**PROBLEM REQUIREMENTS:**
The answer is the set of lines that include "Your", copied from the data below.

*** EXTRACTED MATERIAL ***

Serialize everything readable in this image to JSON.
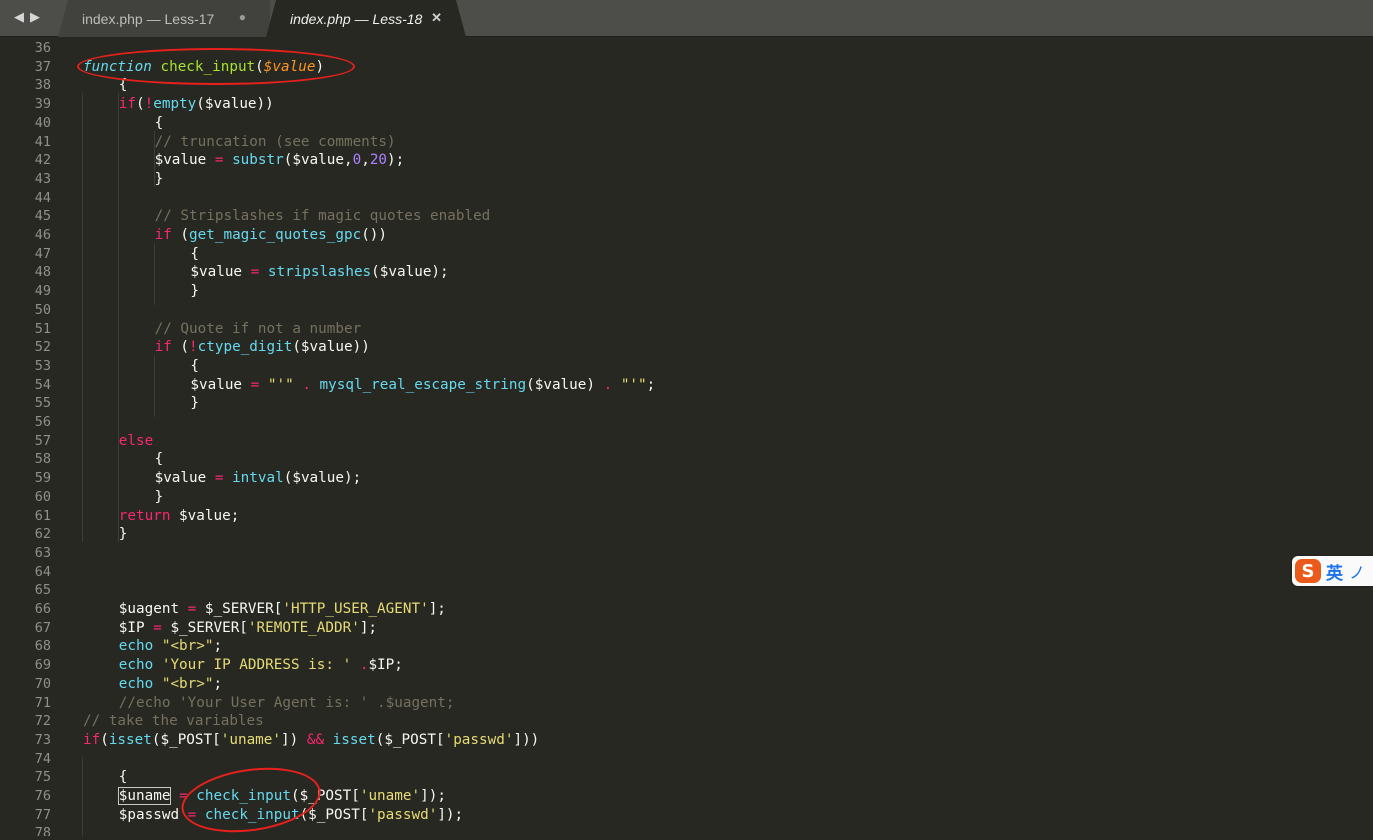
{
  "window": {
    "nav_back_icon": "◀",
    "nav_forward_icon": "▶",
    "tabs": [
      {
        "label": "index.php — Less-17",
        "state": "modified",
        "indicator": "●"
      },
      {
        "label": "index.php — Less-18",
        "state": "active",
        "indicator": "✕"
      }
    ]
  },
  "theme": {
    "background": "#272822",
    "keyword": "#f92672",
    "support": "#66d9ef",
    "name": "#a6e22e",
    "parameter": "#fd971f",
    "string": "#e6db74",
    "number": "#ae81ff",
    "comment": "#75715e",
    "annotation": "#e8211c"
  },
  "editor": {
    "lines": [
      {
        "n": "36",
        "indent": 0,
        "tokens": []
      },
      {
        "n": "37",
        "indent": 0,
        "tokens": [
          [
            "sp",
            "function"
          ],
          [
            "txt",
            " "
          ],
          [
            "name",
            "check_input"
          ],
          [
            "txt",
            "("
          ],
          [
            "par",
            "$value"
          ],
          [
            "txt",
            ")"
          ]
        ]
      },
      {
        "n": "38",
        "indent": 4,
        "tokens": [
          [
            "txt",
            "{"
          ]
        ]
      },
      {
        "n": "39",
        "indent": 4,
        "tokens": [
          [
            "kw",
            "if"
          ],
          [
            "txt",
            "("
          ],
          [
            "op",
            "!"
          ],
          [
            "fn",
            "empty"
          ],
          [
            "txt",
            "($value))"
          ]
        ]
      },
      {
        "n": "40",
        "indent": 8,
        "tokens": [
          [
            "txt",
            "{"
          ]
        ]
      },
      {
        "n": "41",
        "indent": 8,
        "tokens": [
          [
            "cm",
            "// truncation (see comments)"
          ]
        ]
      },
      {
        "n": "42",
        "indent": 8,
        "tokens": [
          [
            "txt",
            "$value "
          ],
          [
            "op",
            "="
          ],
          [
            "txt",
            " "
          ],
          [
            "fn",
            "substr"
          ],
          [
            "txt",
            "($value,"
          ],
          [
            "num",
            "0"
          ],
          [
            "txt",
            ","
          ],
          [
            "num",
            "20"
          ],
          [
            "txt",
            ");"
          ]
        ]
      },
      {
        "n": "43",
        "indent": 8,
        "tokens": [
          [
            "txt",
            "}"
          ]
        ]
      },
      {
        "n": "44",
        "indent": 0,
        "tokens": []
      },
      {
        "n": "45",
        "indent": 8,
        "tokens": [
          [
            "cm",
            "// Stripslashes if magic quotes enabled"
          ]
        ]
      },
      {
        "n": "46",
        "indent": 8,
        "tokens": [
          [
            "kw",
            "if"
          ],
          [
            "txt",
            " ("
          ],
          [
            "fn",
            "get_magic_quotes_gpc"
          ],
          [
            "txt",
            "())"
          ]
        ]
      },
      {
        "n": "47",
        "indent": 12,
        "tokens": [
          [
            "txt",
            "{"
          ]
        ]
      },
      {
        "n": "48",
        "indent": 12,
        "tokens": [
          [
            "txt",
            "$value "
          ],
          [
            "op",
            "="
          ],
          [
            "txt",
            " "
          ],
          [
            "fn",
            "stripslashes"
          ],
          [
            "txt",
            "($value);"
          ]
        ]
      },
      {
        "n": "49",
        "indent": 12,
        "tokens": [
          [
            "txt",
            "}"
          ]
        ]
      },
      {
        "n": "50",
        "indent": 0,
        "tokens": []
      },
      {
        "n": "51",
        "indent": 8,
        "tokens": [
          [
            "cm",
            "// Quote if not a number"
          ]
        ]
      },
      {
        "n": "52",
        "indent": 8,
        "tokens": [
          [
            "kw",
            "if"
          ],
          [
            "txt",
            " ("
          ],
          [
            "op",
            "!"
          ],
          [
            "fn",
            "ctype_digit"
          ],
          [
            "txt",
            "($value))"
          ]
        ]
      },
      {
        "n": "53",
        "indent": 12,
        "tokens": [
          [
            "txt",
            "{"
          ]
        ]
      },
      {
        "n": "54",
        "indent": 12,
        "tokens": [
          [
            "txt",
            "$value "
          ],
          [
            "op",
            "="
          ],
          [
            "txt",
            " "
          ],
          [
            "str",
            "\"'\""
          ],
          [
            "txt",
            " "
          ],
          [
            "op",
            "."
          ],
          [
            "txt",
            " "
          ],
          [
            "fn",
            "mysql_real_escape_string"
          ],
          [
            "txt",
            "($value) "
          ],
          [
            "op",
            "."
          ],
          [
            "txt",
            " "
          ],
          [
            "str",
            "\"'\""
          ],
          [
            "txt",
            ";"
          ]
        ]
      },
      {
        "n": "55",
        "indent": 12,
        "tokens": [
          [
            "txt",
            "}"
          ]
        ]
      },
      {
        "n": "56",
        "indent": 0,
        "tokens": []
      },
      {
        "n": "57",
        "indent": 4,
        "tokens": [
          [
            "kw",
            "else"
          ]
        ]
      },
      {
        "n": "58",
        "indent": 8,
        "tokens": [
          [
            "txt",
            "{"
          ]
        ]
      },
      {
        "n": "59",
        "indent": 8,
        "tokens": [
          [
            "txt",
            "$value "
          ],
          [
            "op",
            "="
          ],
          [
            "txt",
            " "
          ],
          [
            "fn",
            "intval"
          ],
          [
            "txt",
            "($value);"
          ]
        ]
      },
      {
        "n": "60",
        "indent": 8,
        "tokens": [
          [
            "txt",
            "}"
          ]
        ]
      },
      {
        "n": "61",
        "indent": 4,
        "tokens": [
          [
            "kw",
            "return"
          ],
          [
            "txt",
            " $value;"
          ]
        ]
      },
      {
        "n": "62",
        "indent": 4,
        "tokens": [
          [
            "txt",
            "}"
          ]
        ]
      },
      {
        "n": "63",
        "indent": 0,
        "tokens": []
      },
      {
        "n": "64",
        "indent": 0,
        "tokens": []
      },
      {
        "n": "65",
        "indent": 0,
        "tokens": []
      },
      {
        "n": "66",
        "indent": 4,
        "tokens": [
          [
            "txt",
            "$uagent "
          ],
          [
            "op",
            "="
          ],
          [
            "txt",
            " $_SERVER["
          ],
          [
            "str",
            "'HTTP_USER_AGENT'"
          ],
          [
            "txt",
            "];"
          ]
        ]
      },
      {
        "n": "67",
        "indent": 4,
        "tokens": [
          [
            "txt",
            "$IP "
          ],
          [
            "op",
            "="
          ],
          [
            "txt",
            " $_SERVER["
          ],
          [
            "str",
            "'REMOTE_ADDR'"
          ],
          [
            "txt",
            "];"
          ]
        ]
      },
      {
        "n": "68",
        "indent": 4,
        "tokens": [
          [
            "fn",
            "echo"
          ],
          [
            "txt",
            " "
          ],
          [
            "str",
            "\"<br>\""
          ],
          [
            "txt",
            ";"
          ]
        ]
      },
      {
        "n": "69",
        "indent": 4,
        "tokens": [
          [
            "fn",
            "echo"
          ],
          [
            "txt",
            " "
          ],
          [
            "str",
            "'Your IP ADDRESS is: '"
          ],
          [
            "txt",
            " "
          ],
          [
            "op",
            "."
          ],
          [
            "txt",
            "$IP;"
          ]
        ]
      },
      {
        "n": "70",
        "indent": 4,
        "tokens": [
          [
            "fn",
            "echo"
          ],
          [
            "txt",
            " "
          ],
          [
            "str",
            "\"<br>\""
          ],
          [
            "txt",
            ";"
          ]
        ]
      },
      {
        "n": "71",
        "indent": 4,
        "tokens": [
          [
            "cm",
            "//echo 'Your User Agent is: ' .$uagent;"
          ]
        ]
      },
      {
        "n": "72",
        "indent": 0,
        "tokens": [
          [
            "cm",
            "// take the variables"
          ]
        ]
      },
      {
        "n": "73",
        "indent": 0,
        "tokens": [
          [
            "kw",
            "if"
          ],
          [
            "txt",
            "("
          ],
          [
            "fn",
            "isset"
          ],
          [
            "txt",
            "($_POST["
          ],
          [
            "str",
            "'uname'"
          ],
          [
            "txt",
            "]) "
          ],
          [
            "op",
            "&&"
          ],
          [
            "txt",
            " "
          ],
          [
            "fn",
            "isset"
          ],
          [
            "txt",
            "($_POST["
          ],
          [
            "str",
            "'passwd'"
          ],
          [
            "txt",
            "]))"
          ]
        ]
      },
      {
        "n": "74",
        "indent": 0,
        "tokens": []
      },
      {
        "n": "75",
        "indent": 4,
        "tokens": [
          [
            "txt",
            "{"
          ]
        ]
      },
      {
        "n": "76",
        "indent": 4,
        "tokens": [
          [
            "box",
            "$uname"
          ],
          [
            "txt",
            " "
          ],
          [
            "op",
            "="
          ],
          [
            "txt",
            " "
          ],
          [
            "fn",
            "check_input"
          ],
          [
            "txt",
            "($_POST["
          ],
          [
            "str",
            "'uname'"
          ],
          [
            "txt",
            "]);"
          ]
        ]
      },
      {
        "n": "77",
        "indent": 4,
        "tokens": [
          [
            "txt",
            "$passwd "
          ],
          [
            "op",
            "="
          ],
          [
            "txt",
            " "
          ],
          [
            "fn",
            "check_input"
          ],
          [
            "txt",
            "($_POST["
          ],
          [
            "str",
            "'passwd'"
          ],
          [
            "txt",
            "]);"
          ]
        ]
      },
      {
        "n": "78",
        "indent": 0,
        "tokens": []
      }
    ]
  },
  "ime": {
    "logo": "S",
    "language": "英",
    "extra": "ノ"
  }
}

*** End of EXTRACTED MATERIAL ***

**WRITTEN ANSWER:**
            "'Your IP ADDRESS is: '"
            "//echo 'Your User Agent is: ' .$uagent;"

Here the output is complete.